“The songs which David composed were sung by all Israel. . . . He knew that the confession of his guilt would bring his sins to the notice of other generations. He presents his case, showing in whom was his trust and hope for pardon.”—Spiritual Gifts, vol. 4A, p. 88.
“[David] did not flatter himself that sin was a matter with which he had nothing to do, and that should not concern him. As he saw the depths of deceit in his heart, he was deeply disgusted with himself, and prayed that God would keep him back by His power from presumptuous sins, and cleanse him from secret faults.”—The SDA Bible Commentary [E. G. White Comments], vol. 3, p. 1147.
b. What must we all realize about sin? Ezekiel 33:12, 13, 18; 1 John 3:4.
“Sin is sin, whether committed by one sitting on a throne, or by one in the humbler walks of life. The day is coming when all who have committed sin will make confession, even though it is too late for them to receive pardon. God waits long for the sinner to repent. He manifests a wonderful forbearance. But He must at last call the transgressor of His law to account. . . .
“The sincere child of God does not make light of any of His requirements. . . .
“It is not safe for us to close our eyes and harden our consciences, that we shall not see or realize our sins. We need to cherish the instruction we have had in regard to the hateful character of sin in order that we may repent.”—Ibid.
5. FOOD FOR THOUGHT
a. How do we know God accepts repentance?

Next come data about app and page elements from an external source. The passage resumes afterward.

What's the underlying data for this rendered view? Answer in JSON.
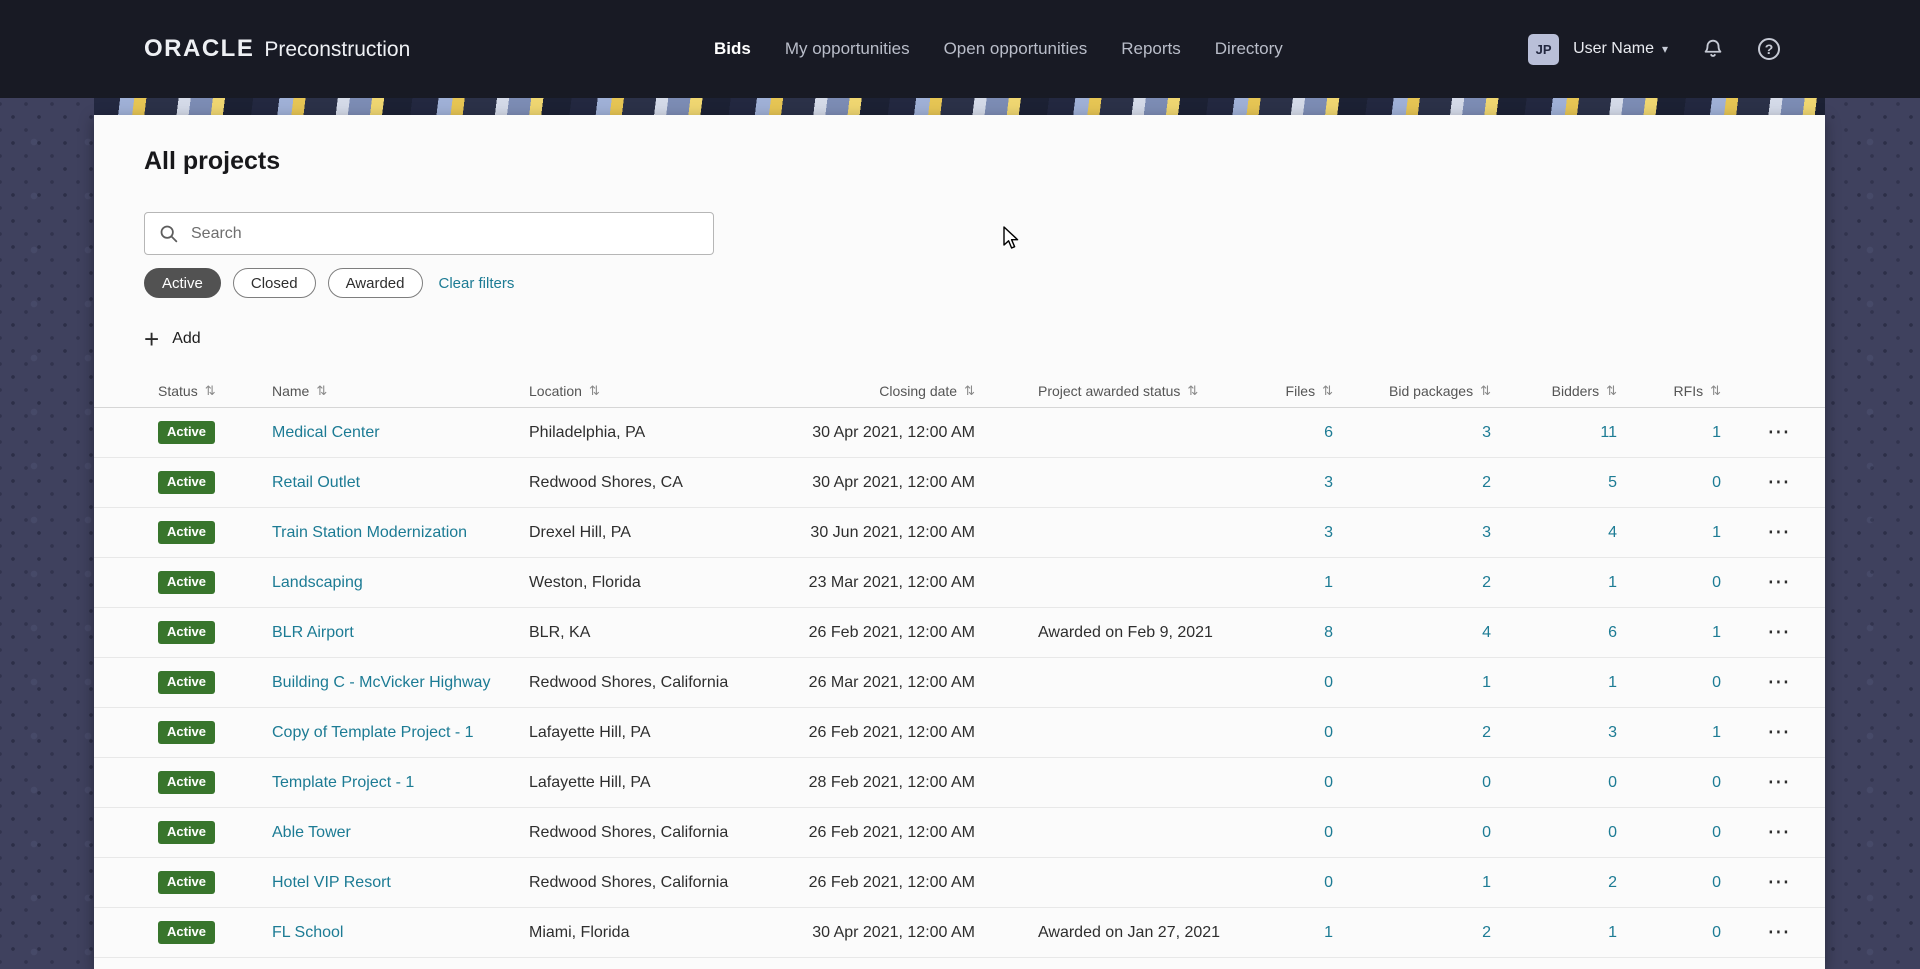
{
  "header": {
    "brand": {
      "logo": "ORACLE",
      "product": "Preconstruction"
    },
    "nav": [
      {
        "label": "Bids",
        "active": true
      },
      {
        "label": "My opportunities",
        "active": false
      },
      {
        "label": "Open opportunities",
        "active": false
      },
      {
        "label": "Reports",
        "active": false
      },
      {
        "label": "Directory",
        "active": false
      }
    ],
    "user": {
      "initials": "JP",
      "name": "User Name"
    }
  },
  "page": {
    "title": "All projects",
    "search_placeholder": "Search",
    "filters": {
      "chips": [
        {
          "label": "Active",
          "selected": true
        },
        {
          "label": "Closed",
          "selected": false
        },
        {
          "label": "Awarded",
          "selected": false
        }
      ],
      "clear_label": "Clear filters"
    },
    "add_label": "Add"
  },
  "table": {
    "columns": [
      "Status",
      "Name",
      "Location",
      "Closing date",
      "Project awarded status",
      "Files",
      "Bid packages",
      "Bidders",
      "RFIs"
    ],
    "rows": [
      {
        "status": "Active",
        "name": "Medical Center",
        "location": "Philadelphia, PA",
        "closing": "30 Apr 2021, 12:00 AM",
        "awarded": "",
        "files": "6",
        "bid_packages": "3",
        "bidders": "11",
        "rfis": "1"
      },
      {
        "status": "Active",
        "name": "Retail Outlet",
        "location": "Redwood Shores, CA",
        "closing": "30 Apr 2021, 12:00 AM",
        "awarded": "",
        "files": "3",
        "bid_packages": "2",
        "bidders": "5",
        "rfis": "0"
      },
      {
        "status": "Active",
        "name": "Train Station Modernization",
        "location": "Drexel Hill, PA",
        "closing": "30 Jun 2021, 12:00 AM",
        "awarded": "",
        "files": "3",
        "bid_packages": "3",
        "bidders": "4",
        "rfis": "1"
      },
      {
        "status": "Active",
        "name": "Landscaping",
        "location": "Weston, Florida",
        "closing": "23 Mar 2021, 12:00 AM",
        "awarded": "",
        "files": "1",
        "bid_packages": "2",
        "bidders": "1",
        "rfis": "0"
      },
      {
        "status": "Active",
        "name": "BLR Airport",
        "location": "BLR, KA",
        "closing": "26 Feb 2021, 12:00 AM",
        "awarded": "Awarded on Feb 9, 2021",
        "files": "8",
        "bid_packages": "4",
        "bidders": "6",
        "rfis": "1"
      },
      {
        "status": "Active",
        "name": "Building C - McVicker Highway",
        "location": "Redwood Shores, California",
        "closing": "26 Mar 2021, 12:00 AM",
        "awarded": "",
        "files": "0",
        "bid_packages": "1",
        "bidders": "1",
        "rfis": "0"
      },
      {
        "status": "Active",
        "name": "Copy of Template Project - 1",
        "location": "Lafayette Hill, PA",
        "closing": "26 Feb 2021, 12:00 AM",
        "awarded": "",
        "files": "0",
        "bid_packages": "2",
        "bidders": "3",
        "rfis": "1"
      },
      {
        "status": "Active",
        "name": "Template Project - 1",
        "location": "Lafayette Hill, PA",
        "closing": "28 Feb 2021, 12:00 AM",
        "awarded": "",
        "files": "0",
        "bid_packages": "0",
        "bidders": "0",
        "rfis": "0"
      },
      {
        "status": "Active",
        "name": "Able Tower",
        "location": "Redwood Shores, California",
        "closing": "26 Feb 2021, 12:00 AM",
        "awarded": "",
        "files": "0",
        "bid_packages": "0",
        "bidders": "0",
        "rfis": "0"
      },
      {
        "status": "Active",
        "name": "Hotel VIP Resort",
        "location": "Redwood Shores, California",
        "closing": "26 Feb 2021, 12:00 AM",
        "awarded": "",
        "files": "0",
        "bid_packages": "1",
        "bidders": "2",
        "rfis": "0"
      },
      {
        "status": "Active",
        "name": "FL School",
        "location": "Miami, Florida",
        "closing": "30 Apr 2021, 12:00 AM",
        "awarded": "Awarded on Jan 27, 2021",
        "files": "1",
        "bid_packages": "2",
        "bidders": "1",
        "rfis": "0"
      }
    ]
  },
  "icons": {
    "sort_glyph": "⇅",
    "ellipsis_glyph": "⋯",
    "plus_glyph": "+",
    "caret_glyph": "▾",
    "help_glyph": "?"
  },
  "colors": {
    "accent_link": "#1c7b94",
    "status_badge_green": "#38752c",
    "topbar_bg": "#181a24",
    "page_bg": "#3f415e",
    "chip_selected_bg": "#525252"
  }
}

Psalms 51:16, 17; 32:1, 2, 5–7.
“David did not in despair give over the struggle. In the promises of God to repentant sinners he saw the evidence of his pardon and acceptance.”—Patriarchs and Prophets, p. 725.
b. How can David’s repentance encourage us? Isaiah 55:7; 1 John 1:9.
“Many have murmured at what they called God’s injustice in sparing David, whose guilt was so great, after having rejected Saul for what appear to them to be far less flagrant sins. But David humbled himself and confessed his sin, while Saul despised reproof and hardened his heart in impenitence.
“This passage in David’s history is full of significance to the repenting sinner. It is one of the most forcible illustrations given us of the struggles and temptations of humanity, and of genuine repentance toward God and faith in our Lord Jesus Christ. Through all the ages it has proved a source of encouragement to souls that, having fallen into sin, were struggling under the burden of their guilt. Thousands of the children of God, who have been betrayed into sin, when ready to give up to despair have remembered how David’s sincere repentance and confession were accepted by God, notwithstanding he suffered for his transgression; and they also have taken courage to repent and try again to walk again in the way of God’s commandments.
“Whoever under the reproof of God will humble the soul with confession and repentance, as did David, may be sure that there is hope for him. Whoever will in faith accept God’s promises, will find pardon.”—Ibid., p. 726.
PERSONAL REVIEW QUESTIONS
1. What type of environment might make me more likely to fall into sin?
2. When was David a man after God’s own heart—and when was he not?
3. What can I learn from David if someone confronts me as Nathan did?
4. Why is deep, earnest repentance so important for every one of us?
5. How can the tragic history of David’s fall bring us hope?